“Oh, and let’s not forget what Hannah’s doing here which perfectly reflects the spirit of her amazing lyrics,” Ray adds. “Love when she first sings that falsetto part. Just when you think she can’t go to a certain place, she does!”


Kenn-e, the other “older dude” in Greye, is likewise effusive when discussing both the granular details and overall impact of “Over My Head.” “The genius of this song is there are a certain amount of complications, a five bar and four bar phrase, then everything tying together in the interlude with one driving beat where Hannah literally goes over the top,” he says. “That’s from a technical perspective, but for us to do everything like that with the song and yet make it come across relatively simply, so that a layman can get it – that’s incredible. You can listen and not thin about those complications when you’re grooving along. Those melody lines Hannah came up with over Jett’s riffs totally made the song.”

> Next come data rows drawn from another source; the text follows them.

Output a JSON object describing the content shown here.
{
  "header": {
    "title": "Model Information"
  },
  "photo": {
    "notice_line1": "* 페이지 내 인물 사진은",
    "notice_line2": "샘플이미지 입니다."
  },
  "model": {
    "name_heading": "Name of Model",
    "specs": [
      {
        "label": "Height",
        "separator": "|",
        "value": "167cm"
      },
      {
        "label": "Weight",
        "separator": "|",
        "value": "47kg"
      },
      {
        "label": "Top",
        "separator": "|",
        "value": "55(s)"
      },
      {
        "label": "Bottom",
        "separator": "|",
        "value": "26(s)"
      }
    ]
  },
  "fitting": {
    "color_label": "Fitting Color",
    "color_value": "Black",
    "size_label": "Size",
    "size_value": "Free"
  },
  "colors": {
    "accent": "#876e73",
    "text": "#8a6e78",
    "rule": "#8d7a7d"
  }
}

Maybe it’s a Florida thing, but Ray is happy to note that Greye’s been up and running with live performances in Daytona Beach and their region since last July – giving the band a lot of time to test the waters with audiences on the hit single and other material that will be on the So Far So Good collection. Hannah is happy to report that “Over My Head” is one of the new tunes that gets the best reactions. She says, “It’s got the most tangible verse and first chorus, which are hooky enough to get people to hold onto for the rest of the ride – and of course it gets so explosive by the end. We’re really excited about these reactions and glad that it’s about to reach a global audience. We just want everyone to know, you can’t be afraid to live your life to the fullest.”